(Interviewer: Kaitlynn Slaughter, Photo Editor for SPACES)
White Ice–Talking About the Story: Marri Champie
What can I say? I’m a poet who loves how ice forms, and a fisherwoman who loves how light plays off of water.I only wish my fiction writing came as easily as the photos. I suppose my eyes work better with my mind than my inner voice does.They say no two snowflakes are the same. That goes for ice as well… it’s partly fluid, transitive hardening into little bits of art.
Kaitlynn: Who or what are your biggest influences when it comes to your photography? What is your photographic process like?
Marri: My biggest influence is my love for the out-of-doors and for walking–which includes all manner of walking, like hunting and camping, daily walks and sightseeing, and snowshoeing, and fishing, and horseback riding. I am never in a hurry–it’s about the journey–and I see everything. I take hundreds of photos, dozens of the same thing from endlessly different angles. I take photos all the time, of everything. I use my Nikon, my other Nikon, or my Droid. I will never even remember where a photo is, on what camera. I take pictures of my food, of my shadow, of tree leaves, of ice and frost, of cut hay and fields of baled straw, of wildfire fighting, of light on water. I like patterns, geometric things, and ice or frost always creates geometry. I love buildings and ruins and things with line and design. I really like getting closer. I take the big picture and then get closer and closer shots of the same thing. And if getting closer doesn’t work for the end result, I crop. I am a busy, annoying person behind a camera.
My favorite picture in the White Ice series is the one of the frost flowers with the black background. Those were a series of dozens of photos actually, taken mostly with my Droid, of the tiny frost flowers that had formed on top of the solid ice on my horse water tank. I think it happened on two or three different mornings last winter, yet in all the years I’ve lived in Idaho, I had never seen that before. I had never seen anything like it anywhere, and I took photos until the frost began to collapse. I looked up the phenomenon later, and found photos of huge seas of frost flowers in the arctic…. on vast stretches of ocean. But those that I took were not doctored or changed in any way. The frost flowers were no bigger than the top joint of my thumb. The pictures were just natural, taken in full sunlight first thing in the morning. That’s what happens when you keep your artistic eyes open.
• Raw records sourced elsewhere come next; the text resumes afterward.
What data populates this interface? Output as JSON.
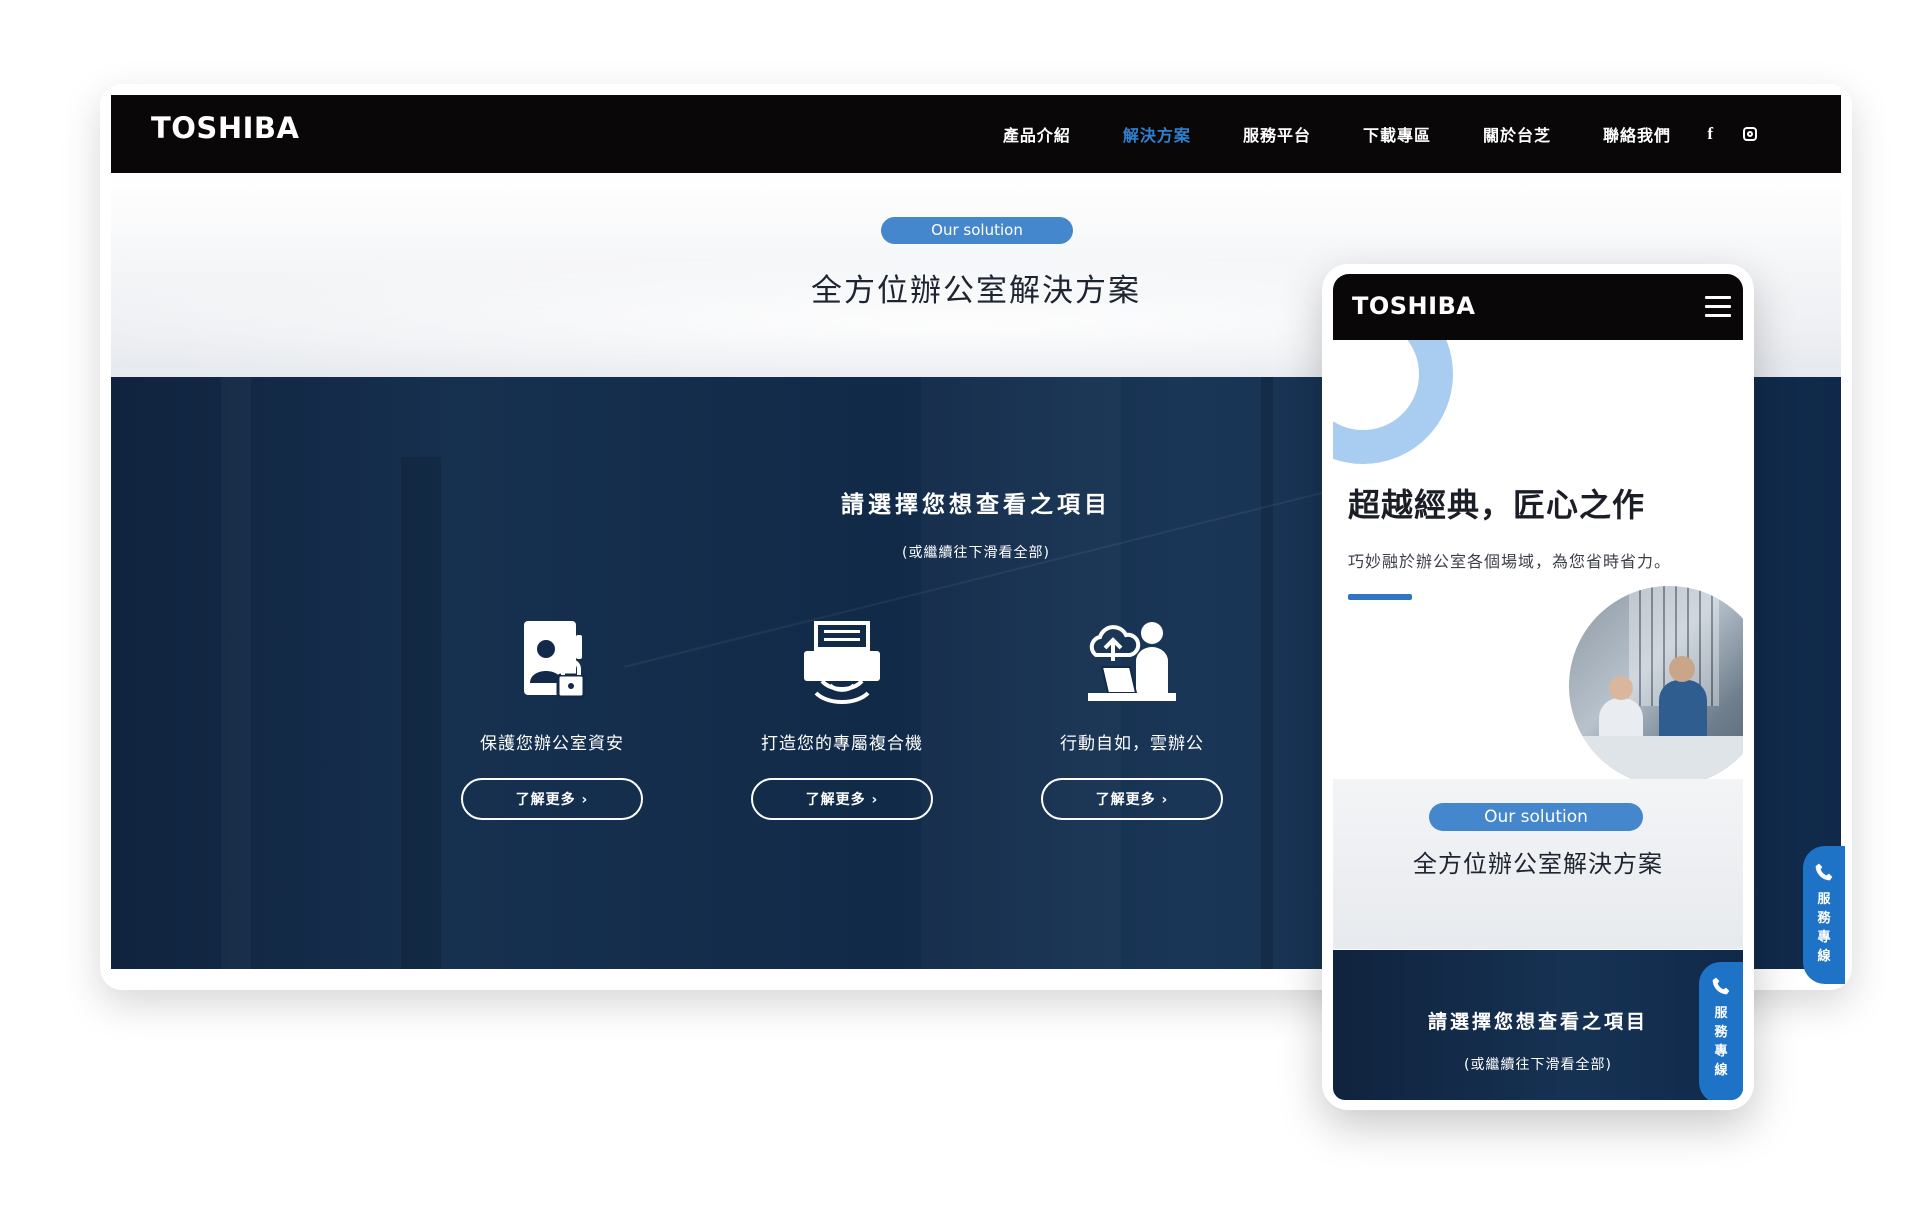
{
  "desktop": {
    "logo": "TOSHIBA",
    "nav": {
      "items": [
        {
          "label": "產品介紹",
          "active": false
        },
        {
          "label": "解決方案",
          "active": true
        },
        {
          "label": "服務平台",
          "active": false
        },
        {
          "label": "下載專區",
          "active": false
        },
        {
          "label": "關於台芝",
          "active": false
        },
        {
          "label": "聯絡我們",
          "active": false
        }
      ],
      "social": {
        "facebook": "f",
        "instagram_icon": "instagram-icon"
      }
    },
    "hero": {
      "pill": "Our solution",
      "title": "全方位辦公室解決方案"
    },
    "select": {
      "heading": "請選擇您想查看之項目",
      "sub": "(或繼續往下滑看全部)",
      "features": [
        {
          "icon": "security-lock-icon",
          "label": "保護您辦公室資安",
          "button": "了解更多 ›"
        },
        {
          "icon": "printer-icon",
          "label": "打造您的專屬複合機",
          "button": "了解更多 ›"
        },
        {
          "icon": "cloud-office-icon",
          "label": "行動自如，雲辦公",
          "button": "了解更多 ›"
        }
      ]
    },
    "service_tab": {
      "icon": "phone-icon",
      "label": "服務專線"
    }
  },
  "mobile": {
    "logo": "TOSHIBA",
    "menu_icon": "hamburger-icon",
    "headline": "超越經典，匠心之作",
    "desc": "巧妙融於辦公室各個場域，為您省時省力。",
    "pill": "Our solution",
    "title": "全方位辦公室解決方案",
    "select": {
      "heading": "請選擇您想查看之項目",
      "sub": "(或繼續往下滑看全部)"
    },
    "service_tab": {
      "icon": "phone-icon",
      "label": "服務專線"
    }
  },
  "colors": {
    "nav_bg": "#0a0708",
    "accent_blue": "#2f80cf",
    "pill_blue": "#4587cc",
    "dark_navy": "#10233e",
    "service_tab": "#1e73c6"
  }
}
When I got my minor in photography it was before the University even got a digital lab. I would spend hours in the darkroom working on prints. I was passionate about black and white, but that doesn’t mean I didn’t love color. Now, I play with some of my color photos, turning them to black and white. It brings out the geometrics of a photo. When the photo is black and white, you see the line and structure more.
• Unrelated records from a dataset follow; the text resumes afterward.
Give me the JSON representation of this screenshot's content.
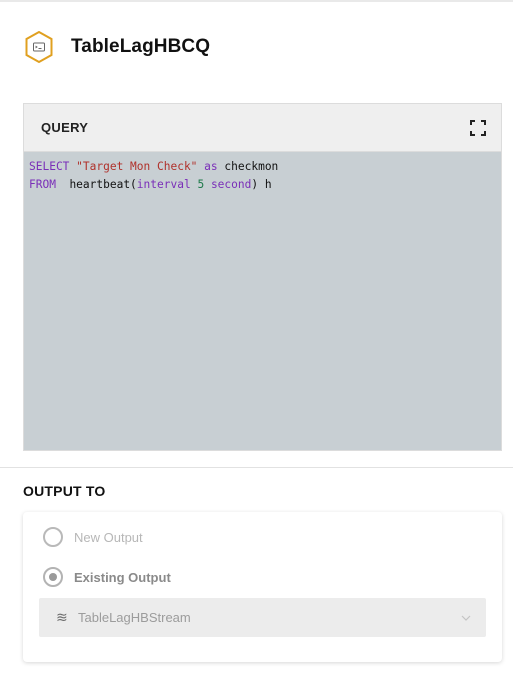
{
  "header": {
    "title": "TableLagHBCQ",
    "icon": "hexagon-query-icon"
  },
  "query": {
    "title": "QUERY",
    "expand_icon": "fullscreen-icon",
    "code": {
      "line1": {
        "kw1": "SELECT",
        "str1": "\"Target Mon Check\"",
        "kw2": "as",
        "ident1": "checkmon"
      },
      "line2": {
        "kw1": "FROM",
        "ident1": "heartbeat(",
        "kw2": "interval",
        "num1": "5",
        "kw3": "second",
        "ident2": ") h"
      }
    }
  },
  "output": {
    "label": "OUTPUT TO",
    "options": [
      {
        "label": "New Output",
        "selected": false
      },
      {
        "label": "Existing Output",
        "selected": true
      }
    ],
    "stream": {
      "icon": "stream-icon",
      "icon_glyph": "≋",
      "name": "TableLagHBStream"
    }
  },
  "colors": {
    "accent": "#e0a020",
    "keyword": "#7a2fb8",
    "string": "#b0312b",
    "number": "#1f7a4a",
    "editor_bg": "#c8cfd3"
  }
}
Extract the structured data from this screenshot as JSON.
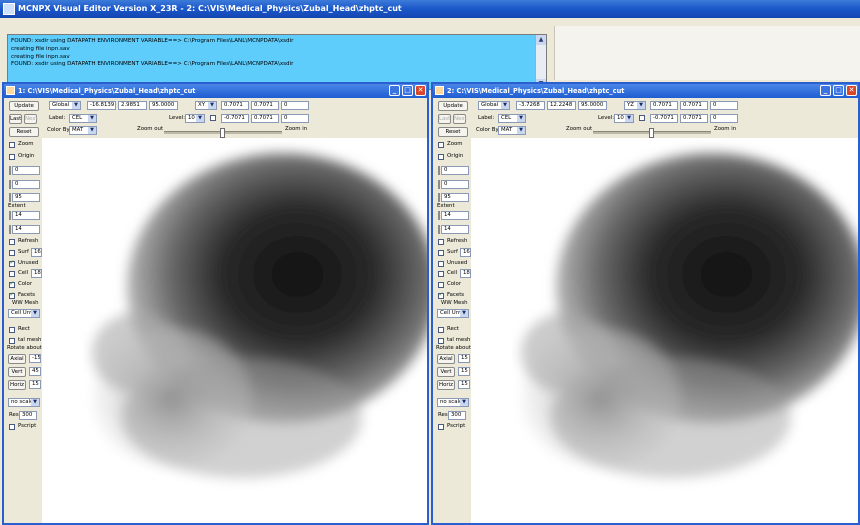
{
  "app": {
    "title": "MCNPX Visual Editor Version X_23R  -  2:  C:\\VIS\\Medical_Physics\\Zubal_Head\\zhptc_cut"
  },
  "messages": [
    "FOUND: xsdir  using DATAPATH ENVIRONMENT VARIABLE==>  C:\\Program Files\\LANL\\MCNPDATA\\xsdir",
    "creating file inpn.sav",
    "creating file inpn.sav",
    "FOUND: xsdir  using DATAPATH ENVIRONMENT VARIABLE==>  C:\\Program Files\\LANL\\MCNPDATA\\xsdir"
  ],
  "win1": {
    "title": "1:  C:\\VIS\\Medical_Physics\\Zubal_Head\\zhptc_cut",
    "update": "Update",
    "last": "Last",
    "next": "Next",
    "reset": "Reset",
    "coord_system": "Global",
    "origin": [
      "-16.8139",
      "2.9851",
      "95.0000"
    ],
    "plane": "XY",
    "basis1": [
      "0.7071",
      "0.7071",
      "0"
    ],
    "basis2": [
      "-0.7071",
      "0.7071",
      "0"
    ],
    "label_text": "Label:",
    "label_val": "CEL",
    "level_text": "Level:",
    "level_val": "10",
    "colorby_text": "Color By:",
    "colorby_val": "MAT",
    "zoom_out": "Zoom out",
    "zoom_in": "Zoom in",
    "side": {
      "zoom": "Zoom",
      "origin": "Origin",
      "v1": "0",
      "v2": "0",
      "v3": "95",
      "extent": "Extent",
      "e1": "14",
      "e2": "14",
      "refresh": "Refresh",
      "surf": "Surf",
      "surf_n": "16",
      "unused": "Unused",
      "cell": "Cell",
      "cell_n": "18",
      "color": "Color",
      "facets": "Facets",
      "wwmesh": "WW Mesh",
      "celluniv": "Cell Unv",
      "rect": "Rect",
      "tal": "tal mesh",
      "rotate": "Rotate about",
      "axial": "Axial",
      "axial_n": "-15",
      "vert": "Vert",
      "vert_n": "45",
      "horiz": "Horiz",
      "horiz_n": "15",
      "scale": "no scale",
      "res": "Res",
      "res_n": "300",
      "pscript": "Pscript"
    }
  },
  "win2": {
    "title": "2:  C:\\VIS\\Medical_Physics\\Zubal_Head\\zhptc_cut",
    "update": "Update",
    "last": "Last",
    "next": "Next",
    "reset": "Reset",
    "coord_system": "Global",
    "origin": [
      "-3.7268",
      "12.2248",
      "95.0000"
    ],
    "plane": "YZ",
    "basis1": [
      "0.7071",
      "0.7071",
      "0"
    ],
    "basis2": [
      "-0.7071",
      "0.7071",
      "0"
    ],
    "label_text": "Label:",
    "label_val": "CEL",
    "level_text": "Level:",
    "level_val": "10",
    "colorby_text": "Color By:",
    "colorby_val": "MAT",
    "zoom_out": "Zoom out",
    "zoom_in": "Zoom in",
    "side": {
      "zoom": "Zoom",
      "origin": "Origin",
      "v1": "0",
      "v2": "0",
      "v3": "95",
      "extent": "Extent",
      "e1": "14",
      "e2": "14",
      "refresh": "Refresh",
      "surf": "Surf",
      "surf_n": "16",
      "unused": "Unused",
      "cell": "Cell",
      "cell_n": "18",
      "color": "Color",
      "facets": "Facets",
      "wwmesh": "WW Mesh",
      "celluniv": "Cell Unv",
      "rect": "Rect",
      "tal": "tal mesh",
      "rotate": "Rotate about",
      "axial": "Axial",
      "axial_n": "15",
      "vert": "Vert",
      "vert_n": "15",
      "horiz": "Horiz",
      "horiz_n": "15",
      "scale": "no scale",
      "res": "Res",
      "res_n": "300",
      "pscript": "Pscript"
    }
  },
  "colors": {
    "title_blue": "#1a57c9",
    "msg_bg": "#5ecdfc",
    "close_red": "#d9472b"
  }
}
Kaitlynn: You say that you also write poetry – does your poetry ever impact your photos (or vice versa)?
Marri: Sometimes images just linger with me. It will often be an image I have shot, but sometimes it never made it to camera. When I write, I see those images clearly. They never fade. They are hung in the gallery of my head and heart, and my poems and my prose will try to capture the shot. I have poems about ice on the horse trough and frost in the meadow.
Marri Champie has an MA in Writing, with minors in photography and Earth Science. She won three Dell Awards for Fantasy/Science Fiction, and is a published poet and novelist, photographer and journalist. She is the media manager for the Kuna Farmer’s Market and writes a weekly column for the local Kuna-Melba News. She lives on a small ranch overlooking the Great Basin of Idaho with her horses and Jack Russell terriers.